The World Without Us is a beautifully told story of secrets and survival, family and community, loss and renewal.
Part of Juchau’s success emerges from the delicacy of her evocations of the natural world. Another part arises from her wry observations of the way people behave and interact. But the main reason why this novel has impressed me (and makes me eager to read Juchau’s earlier work) is because this youngish author has already learnt how to allow abstract concerns and preoccupations to emerge subtly from at times commonplace characters and situations, rather than trumpeting them.
This brings us back to the title and to the novel’s overarching symbol or conceit: bees and bee-keeping. The World Without Us may be read as a whispered account of the calamity facing an overheating and over-exploited planet.
3.2 rating based on 712 ratings (all editions)
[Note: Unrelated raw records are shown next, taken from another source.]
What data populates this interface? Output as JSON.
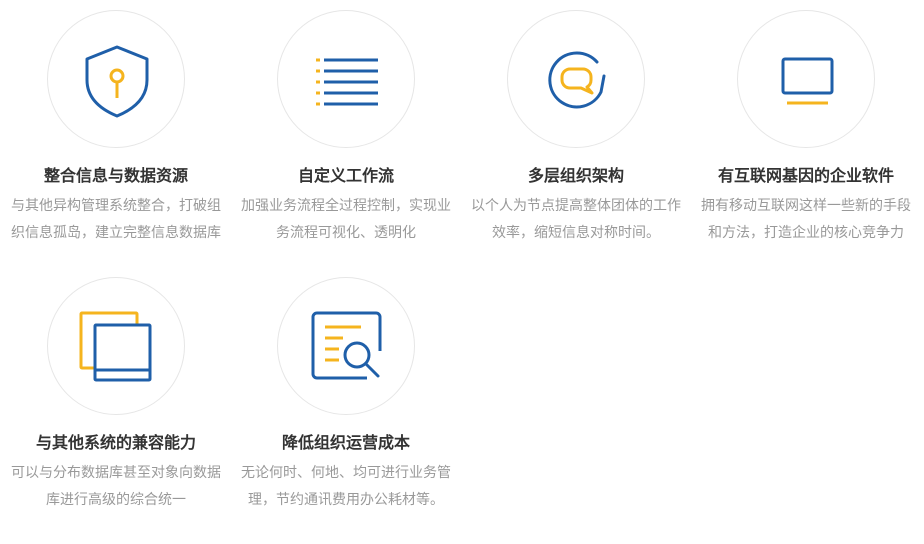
{
  "colors": {
    "primary": "#1f5fa9",
    "accent": "#f5b41e",
    "title": "#333333",
    "text": "#999999",
    "circle_border": "#e6e6e6"
  },
  "features": [
    {
      "icon": "shield-icon",
      "title": "整合信息与数据资源",
      "desc": "与其他异构管理系统整合，打破组织信息孤岛，建立完整信息数据库"
    },
    {
      "icon": "list-icon",
      "title": "自定义工作流",
      "desc": "加强业务流程全过程控制，实现业务流程可视化、透明化"
    },
    {
      "icon": "at-chat-icon",
      "title": "多层组织架构",
      "desc": "以个人为节点提高整体团体的工作效率，缩短信息对称时间。"
    },
    {
      "icon": "monitor-icon",
      "title": "有互联网基因的企业软件",
      "desc": "拥有移动互联网这样一些新的手段和方法，打造企业的核心竞争力"
    },
    {
      "icon": "layers-icon",
      "title": "与其他系统的兼容能力",
      "desc": "可以与分布数据库甚至对象向数据库进行高级的综合统一"
    },
    {
      "icon": "document-search-icon",
      "title": "降低组织运营成本",
      "desc": "无论何时、何地、均可进行业务管理，节约通讯费用办公耗材等。"
    }
  ]
}
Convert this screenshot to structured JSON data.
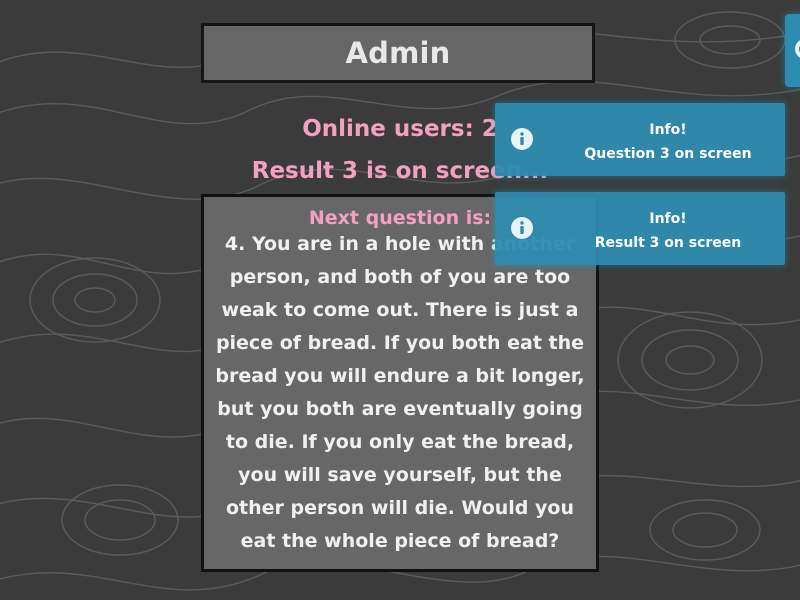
{
  "header": {
    "title": "Admin"
  },
  "status": {
    "online_users": "Online users: 2",
    "result_on_screen": "Result 3 is on screen..."
  },
  "question": {
    "label": "Next question is:",
    "text": "4. You are in a hole with another person, and both of you are too weak to come out. There is just a piece of bread. If you both eat the bread you will endure a bit longer, but you both are eventually going to die. If you only eat the bread, you will save yourself, but the other person will die. Would you eat the whole piece of bread?"
  },
  "toasts": [
    {
      "title": "Info!",
      "message": "Question 3 on screen",
      "icon": "info-icon"
    },
    {
      "title": "Info!",
      "message": "Result 3 on screen",
      "icon": "info-icon"
    }
  ],
  "colors": {
    "background": "#3b3b3b",
    "panel": "#676767",
    "accent_pink": "#f4a0c2",
    "toast": "#2e8bb0"
  }
}
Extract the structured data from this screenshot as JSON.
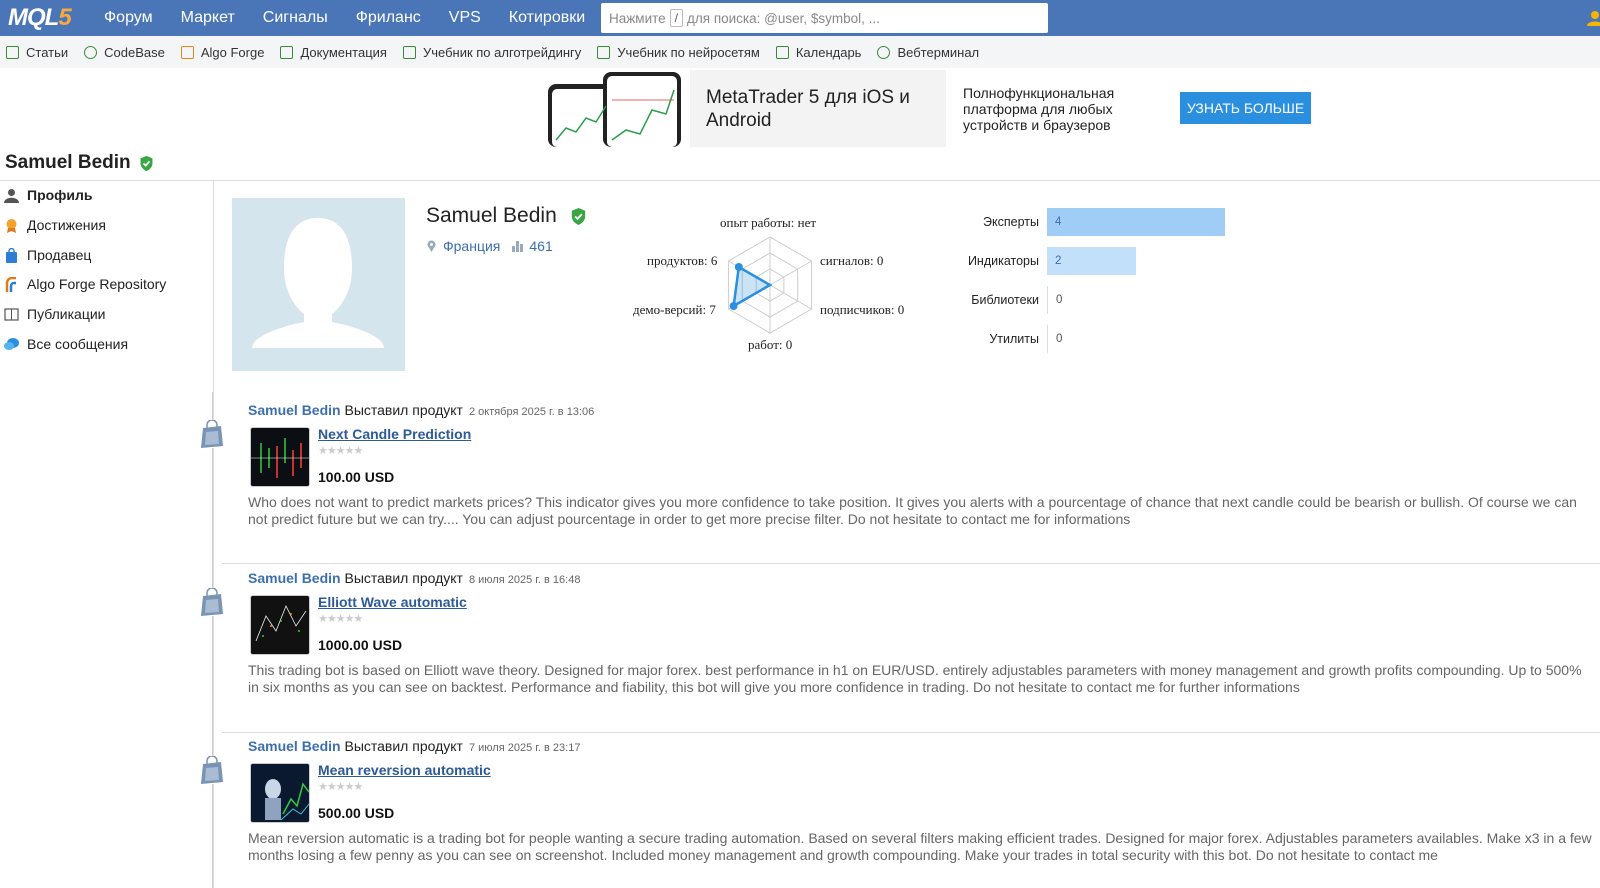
{
  "logo": {
    "text_a": "MQL",
    "text_b": "5"
  },
  "topnav": {
    "items": [
      "Форум",
      "Маркет",
      "Сигналы",
      "Фриланс",
      "VPS",
      "Котировки"
    ]
  },
  "search": {
    "prefix": "Нажмите",
    "key": "/",
    "suffix": "для поиска: @user, $symbol, ..."
  },
  "subnav": {
    "items": [
      "Статьи",
      "CodeBase",
      "Algo Forge",
      "Документация",
      "Учебник по алготрейдингу",
      "Учебник по нейросетям",
      "Календарь",
      "Вебтерминал"
    ]
  },
  "banner": {
    "title": "MetaTrader 5 для iOS и Android",
    "description": "Полнофункциональная платформа для любых устройств и браузеров",
    "button": "УЗНАТЬ БОЛЬШЕ"
  },
  "page_title": "Samuel Bedin",
  "sidebar": {
    "items": [
      {
        "label": "Профиль",
        "active": true
      },
      {
        "label": "Достижения"
      },
      {
        "label": "Продавец"
      },
      {
        "label": "Algo Forge Repository"
      },
      {
        "label": "Публикации"
      },
      {
        "label": "Все сообщения"
      }
    ]
  },
  "profile": {
    "name": "Samuel Bedin",
    "country": "Франция",
    "rating": "461"
  },
  "radar": {
    "experience": "опыт работы: нет",
    "products": "продуктов: 6",
    "signals": "сигналов: 0",
    "demos": "демо-версий: 7",
    "subscribers": "подписчиков: 0",
    "jobs": "работ: 0",
    "values": {
      "products": 6,
      "demos": 7,
      "experience": 0,
      "signals": 0,
      "subscribers": 0,
      "jobs": 0
    }
  },
  "categories": [
    {
      "label": "Эксперты",
      "value": "4",
      "level": 4
    },
    {
      "label": "Индикаторы",
      "value": "2",
      "level": 2
    },
    {
      "label": "Библиотеки",
      "value": "0",
      "level": 0
    },
    {
      "label": "Утилиты",
      "value": "0",
      "level": 0
    }
  ],
  "feed": [
    {
      "author": "Samuel Bedin",
      "action": "Выставил продукт",
      "date": "2 октября 2025 г. в 13:06",
      "title": "Next Candle Prediction",
      "stars": "★★★★★",
      "price": "100.00 USD",
      "description": "Who does not want to predict markets prices? This indicator gives you more confidence to take position. It gives you alerts with a pourcentage of chance that next candle could be bearish or bullish. Of course we can not predict future but we can try.... You can adjust pourcentage in order to get more precise filter. Do not hesitate to contact me for informations"
    },
    {
      "author": "Samuel Bedin",
      "action": "Выставил продукт",
      "date": "8 июля 2025 г. в 16:48",
      "title": "Elliott Wave automatic",
      "stars": "★★★★★",
      "price": "1000.00 USD",
      "description": "This trading bot is based on Elliott wave theory. Designed for major forex. best performance in h1 on EUR/USD. entirely adjustables parameters with money management and growth profits compounding. Up to 500% in six months as you can see on backtest. Performance and fiability, this bot will give you more confidence in trading. Do not hesitate to contact me for further informations"
    },
    {
      "author": "Samuel Bedin",
      "action": "Выставил продукт",
      "date": "7 июля 2025 г. в 23:17",
      "title": "Mean reversion automatic",
      "stars": "★★★★★",
      "price": "500.00 USD",
      "description": "Mean reversion automatic is a trading bot for people wanting a secure trading automation. Based on several filters making efficient trades. Designed for major forex. Adjustables parameters availables. Make x3 in a few months losing a few penny as you can see on screenshot. Included money management and growth compounding. Make your trades in total security with this bot. Do not hesitate to contact me"
    }
  ],
  "colors": {
    "nav_bg": "#4a76b8",
    "accent": "#2b8fe0",
    "link": "#3d6fb0",
    "verified": "#3aa543",
    "bar_primary": "#9fcdf5",
    "bar_secondary": "#c3e0fa"
  }
}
It has been six months since Tess MÃ¼ller stopped speaking. Her silence is baffling to her parents, her teachers and her younger sister, Meg. But the more urgent mystery for both girls is where their mother, Evangeline, goes each day, pushing an empty pram. When their father Stefan discovers a car wreck and human remains on their farm, old secrets emerge to threaten the fragile family. A storm is coming and the MÃ¼llers are in its path.